According to Policy 8220, directory information includes a student’s name, participation in recognized activities/sports, address, telephone, and e-mail, weight and height for athletic team members, photograph, degrees, honors, and awards, date and place of birth and dates of attendance and grade level.
The memo from Henneous also cites FERPA guidance that directory information is information contained in the education records of a student that would not generally be considered harmful or an invasion of privacy if disclosed.
A school may disclose such information to third parties without consent if it has given public notice of the types of information which it has designated as “directory information,” the parent’s or eligible student’s right to restrict the disclosure of such information, and the period of time within which a parent or eligible student has to notify the school in writing that he or she does not want any or all of those types of information designated as “directory information.”
The notice to parents can appear in various sources including a newsletter, a local newspaper, or in the student handbook. The school could also include the directory information notification as part of the general notification of rights under FERPA. The school does not have to notify a parent or eligible student individually.
The explanation provided by the attorney is unsatisfactory, parents said. Even if the district did nothing illegal, they argued, the release of student information was a serious ethical breach around student privacy, used to influence an election.
The council unanimously referred the matter to the town solicitor’s office to outline how the council can begin an investigation, and follow up as soon as able. The council is set to be briefed by the solicitor’s office Friday in executive session.
“I want to know who did it and why,” Council member Deborah Bergner said. “We can’t wait for two weeks.”
The School Committee was preparing to hold a similar session this week as well, along with a public session, Chairwoman Emily Cummiskey said.
“All seven members are extremely anxious to find out what happened. We are supporting the investigation and I know as of this morning the attorneys were collaborating to ensure that all of the information was provided so that answers could be got for us as a committee. And as soon as we get those answers we will be sharing them with the public.”
Town Council member Deborah Kelso cautioned against jumping to the assumption that the school department released the information, and advised people to wait until all facts about the mailer are known.
“I would like to know how this happened. I did read the memo from the school solicitor,” she said. “I’d like to know the facts of the case. I don’t want to jump to conclusions or point the finger that anyone has done wrong, because we don’t know that yet. We don’t know how this originated. I think it’s important that we find that out and if an investigation by the council is the most expeditious way to get that done, I wholeheartedly agree. But I do not agree with any assumptions that someone within the school department is responsible. We don’t know that until we know it. So an investigation is warranted, and everyone in the community needs to step back and wait for the facts to come forward, whatever they may be.”

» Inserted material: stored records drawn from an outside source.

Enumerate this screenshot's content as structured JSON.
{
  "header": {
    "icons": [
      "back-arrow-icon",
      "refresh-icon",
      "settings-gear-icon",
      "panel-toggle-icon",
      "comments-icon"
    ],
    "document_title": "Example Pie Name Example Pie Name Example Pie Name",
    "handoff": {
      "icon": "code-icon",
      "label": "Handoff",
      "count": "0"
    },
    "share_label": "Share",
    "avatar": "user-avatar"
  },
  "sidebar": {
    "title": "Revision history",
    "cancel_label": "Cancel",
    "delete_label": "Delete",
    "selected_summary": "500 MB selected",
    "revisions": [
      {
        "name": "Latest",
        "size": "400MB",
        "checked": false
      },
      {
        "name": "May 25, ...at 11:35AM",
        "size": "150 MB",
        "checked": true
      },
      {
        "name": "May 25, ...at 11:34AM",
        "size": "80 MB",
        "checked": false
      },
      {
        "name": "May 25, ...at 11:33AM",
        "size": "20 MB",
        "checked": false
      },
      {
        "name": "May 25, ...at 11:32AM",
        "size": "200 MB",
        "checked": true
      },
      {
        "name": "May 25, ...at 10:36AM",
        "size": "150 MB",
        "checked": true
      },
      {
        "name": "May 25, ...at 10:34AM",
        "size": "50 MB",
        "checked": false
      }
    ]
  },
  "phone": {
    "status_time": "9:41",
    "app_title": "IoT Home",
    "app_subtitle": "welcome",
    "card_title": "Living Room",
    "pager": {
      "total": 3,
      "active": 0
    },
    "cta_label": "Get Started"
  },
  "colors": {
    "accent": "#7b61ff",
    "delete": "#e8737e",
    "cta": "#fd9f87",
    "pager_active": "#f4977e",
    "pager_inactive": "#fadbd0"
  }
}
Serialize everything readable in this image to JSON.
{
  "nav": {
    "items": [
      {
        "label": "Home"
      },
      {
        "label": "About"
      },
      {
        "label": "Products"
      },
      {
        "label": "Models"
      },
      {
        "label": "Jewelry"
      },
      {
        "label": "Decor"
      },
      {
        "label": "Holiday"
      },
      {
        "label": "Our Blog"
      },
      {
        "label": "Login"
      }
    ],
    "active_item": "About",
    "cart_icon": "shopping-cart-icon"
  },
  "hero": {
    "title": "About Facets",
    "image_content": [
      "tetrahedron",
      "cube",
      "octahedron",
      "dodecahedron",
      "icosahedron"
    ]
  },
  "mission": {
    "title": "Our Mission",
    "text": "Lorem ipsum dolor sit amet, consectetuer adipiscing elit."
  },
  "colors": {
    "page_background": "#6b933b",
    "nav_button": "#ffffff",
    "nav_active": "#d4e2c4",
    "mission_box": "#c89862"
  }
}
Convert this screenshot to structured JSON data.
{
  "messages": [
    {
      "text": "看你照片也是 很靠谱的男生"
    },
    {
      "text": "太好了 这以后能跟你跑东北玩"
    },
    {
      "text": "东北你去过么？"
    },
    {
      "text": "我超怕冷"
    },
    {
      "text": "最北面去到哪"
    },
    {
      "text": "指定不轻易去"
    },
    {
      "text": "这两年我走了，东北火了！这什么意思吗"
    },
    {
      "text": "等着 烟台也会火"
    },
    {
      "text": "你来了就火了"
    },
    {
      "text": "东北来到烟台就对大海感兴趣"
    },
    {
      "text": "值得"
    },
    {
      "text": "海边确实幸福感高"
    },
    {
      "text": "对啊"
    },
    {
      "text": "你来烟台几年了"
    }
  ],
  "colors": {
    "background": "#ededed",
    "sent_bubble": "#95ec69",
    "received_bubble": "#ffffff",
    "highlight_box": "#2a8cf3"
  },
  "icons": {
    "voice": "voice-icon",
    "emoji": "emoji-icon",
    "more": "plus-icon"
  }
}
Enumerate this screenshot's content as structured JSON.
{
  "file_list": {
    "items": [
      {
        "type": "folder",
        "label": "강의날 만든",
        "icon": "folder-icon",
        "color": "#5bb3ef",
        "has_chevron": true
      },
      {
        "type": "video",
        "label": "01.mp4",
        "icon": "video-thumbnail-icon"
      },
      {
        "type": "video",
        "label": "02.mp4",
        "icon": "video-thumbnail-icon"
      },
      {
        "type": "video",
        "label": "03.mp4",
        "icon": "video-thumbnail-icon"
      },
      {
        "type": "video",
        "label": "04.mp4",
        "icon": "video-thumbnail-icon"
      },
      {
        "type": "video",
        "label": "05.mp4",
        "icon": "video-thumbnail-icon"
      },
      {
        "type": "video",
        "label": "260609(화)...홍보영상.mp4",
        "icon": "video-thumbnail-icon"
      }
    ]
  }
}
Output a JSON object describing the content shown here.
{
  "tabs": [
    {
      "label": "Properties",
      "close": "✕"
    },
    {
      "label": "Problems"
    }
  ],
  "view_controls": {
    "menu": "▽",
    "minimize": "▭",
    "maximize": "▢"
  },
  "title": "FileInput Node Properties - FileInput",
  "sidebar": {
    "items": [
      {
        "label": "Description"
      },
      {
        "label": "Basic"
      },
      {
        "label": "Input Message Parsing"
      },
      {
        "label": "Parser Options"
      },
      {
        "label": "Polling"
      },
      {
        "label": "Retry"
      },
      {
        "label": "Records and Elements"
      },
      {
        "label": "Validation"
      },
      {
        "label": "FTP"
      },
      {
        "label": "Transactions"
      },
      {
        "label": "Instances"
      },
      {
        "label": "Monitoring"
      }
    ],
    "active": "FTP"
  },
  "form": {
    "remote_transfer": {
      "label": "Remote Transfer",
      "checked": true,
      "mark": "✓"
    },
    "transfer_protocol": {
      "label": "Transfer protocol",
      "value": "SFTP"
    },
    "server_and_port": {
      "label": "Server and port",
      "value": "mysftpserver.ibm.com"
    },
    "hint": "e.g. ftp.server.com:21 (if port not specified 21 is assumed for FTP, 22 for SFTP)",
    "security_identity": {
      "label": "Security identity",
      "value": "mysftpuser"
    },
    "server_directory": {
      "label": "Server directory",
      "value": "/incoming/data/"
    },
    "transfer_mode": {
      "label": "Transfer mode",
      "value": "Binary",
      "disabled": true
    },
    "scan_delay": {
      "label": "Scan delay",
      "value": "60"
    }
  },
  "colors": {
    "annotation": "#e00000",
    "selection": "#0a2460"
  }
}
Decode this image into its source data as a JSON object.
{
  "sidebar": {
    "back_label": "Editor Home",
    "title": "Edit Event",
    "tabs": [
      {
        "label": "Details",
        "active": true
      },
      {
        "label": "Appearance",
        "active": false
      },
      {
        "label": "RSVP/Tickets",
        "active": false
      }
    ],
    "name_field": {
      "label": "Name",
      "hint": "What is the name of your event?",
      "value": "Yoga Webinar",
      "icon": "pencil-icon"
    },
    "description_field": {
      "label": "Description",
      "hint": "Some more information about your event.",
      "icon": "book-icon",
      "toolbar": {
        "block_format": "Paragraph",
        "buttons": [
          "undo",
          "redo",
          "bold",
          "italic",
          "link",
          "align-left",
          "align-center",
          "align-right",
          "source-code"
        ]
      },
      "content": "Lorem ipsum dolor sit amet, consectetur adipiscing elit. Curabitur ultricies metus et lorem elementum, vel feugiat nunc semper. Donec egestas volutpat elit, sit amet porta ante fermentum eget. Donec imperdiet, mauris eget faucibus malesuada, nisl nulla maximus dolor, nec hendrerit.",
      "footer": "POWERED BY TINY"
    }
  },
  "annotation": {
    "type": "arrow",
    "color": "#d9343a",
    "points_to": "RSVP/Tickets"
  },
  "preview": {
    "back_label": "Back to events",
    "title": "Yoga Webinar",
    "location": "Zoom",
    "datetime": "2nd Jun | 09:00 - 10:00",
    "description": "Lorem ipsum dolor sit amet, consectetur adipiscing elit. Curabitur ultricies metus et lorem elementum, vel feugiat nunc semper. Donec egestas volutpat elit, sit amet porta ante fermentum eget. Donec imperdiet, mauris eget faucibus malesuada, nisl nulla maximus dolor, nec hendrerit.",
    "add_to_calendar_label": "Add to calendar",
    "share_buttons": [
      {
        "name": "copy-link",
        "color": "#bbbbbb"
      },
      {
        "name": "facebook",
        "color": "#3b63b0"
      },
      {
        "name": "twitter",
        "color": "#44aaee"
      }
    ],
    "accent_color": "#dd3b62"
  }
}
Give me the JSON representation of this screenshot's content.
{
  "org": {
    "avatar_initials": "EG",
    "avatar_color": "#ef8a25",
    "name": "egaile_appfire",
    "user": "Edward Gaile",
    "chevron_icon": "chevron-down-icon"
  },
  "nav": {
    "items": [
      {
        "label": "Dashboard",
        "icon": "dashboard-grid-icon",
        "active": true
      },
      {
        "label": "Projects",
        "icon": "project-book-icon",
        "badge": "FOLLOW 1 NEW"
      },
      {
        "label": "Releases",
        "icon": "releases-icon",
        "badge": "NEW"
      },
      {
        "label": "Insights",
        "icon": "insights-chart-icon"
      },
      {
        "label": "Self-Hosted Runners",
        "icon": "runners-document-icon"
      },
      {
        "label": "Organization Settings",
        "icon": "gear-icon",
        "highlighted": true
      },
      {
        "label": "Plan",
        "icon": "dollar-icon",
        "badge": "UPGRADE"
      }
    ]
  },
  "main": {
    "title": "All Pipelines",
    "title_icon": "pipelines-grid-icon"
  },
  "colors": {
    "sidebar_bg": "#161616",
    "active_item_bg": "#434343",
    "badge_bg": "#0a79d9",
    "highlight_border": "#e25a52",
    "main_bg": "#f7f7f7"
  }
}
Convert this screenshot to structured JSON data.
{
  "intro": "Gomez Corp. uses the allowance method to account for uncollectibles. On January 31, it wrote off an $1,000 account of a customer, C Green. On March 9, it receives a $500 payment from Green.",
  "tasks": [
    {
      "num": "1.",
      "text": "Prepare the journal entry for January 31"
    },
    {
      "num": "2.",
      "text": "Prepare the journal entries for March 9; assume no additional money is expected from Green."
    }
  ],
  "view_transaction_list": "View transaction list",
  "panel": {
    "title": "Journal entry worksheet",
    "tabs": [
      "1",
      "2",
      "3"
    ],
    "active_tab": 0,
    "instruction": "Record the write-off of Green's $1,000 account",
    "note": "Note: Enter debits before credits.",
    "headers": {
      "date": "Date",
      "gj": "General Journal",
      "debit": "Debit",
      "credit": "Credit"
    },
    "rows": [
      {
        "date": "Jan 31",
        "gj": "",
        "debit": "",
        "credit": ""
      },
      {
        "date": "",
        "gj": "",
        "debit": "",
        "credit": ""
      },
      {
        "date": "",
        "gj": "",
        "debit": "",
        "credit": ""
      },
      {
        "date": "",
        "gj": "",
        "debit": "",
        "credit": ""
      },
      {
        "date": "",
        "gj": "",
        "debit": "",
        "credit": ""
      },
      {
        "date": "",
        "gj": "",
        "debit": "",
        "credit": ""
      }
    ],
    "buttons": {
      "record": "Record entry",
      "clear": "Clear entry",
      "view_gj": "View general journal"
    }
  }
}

School Committee member Paula Whitford said she shared the concerns, and welcomed an investigation.
“As a parent, I’m very concerned about how the information of my child and every child in the district got out,” Whitford said. “As a member of the School Committee, I think it’s unfair for anybody to make any assumptions that we as a school district have dropped the ball. I cannot make assumptions against my colleagues, but I can assure you I have the same concerns as every parent who received that mailer.”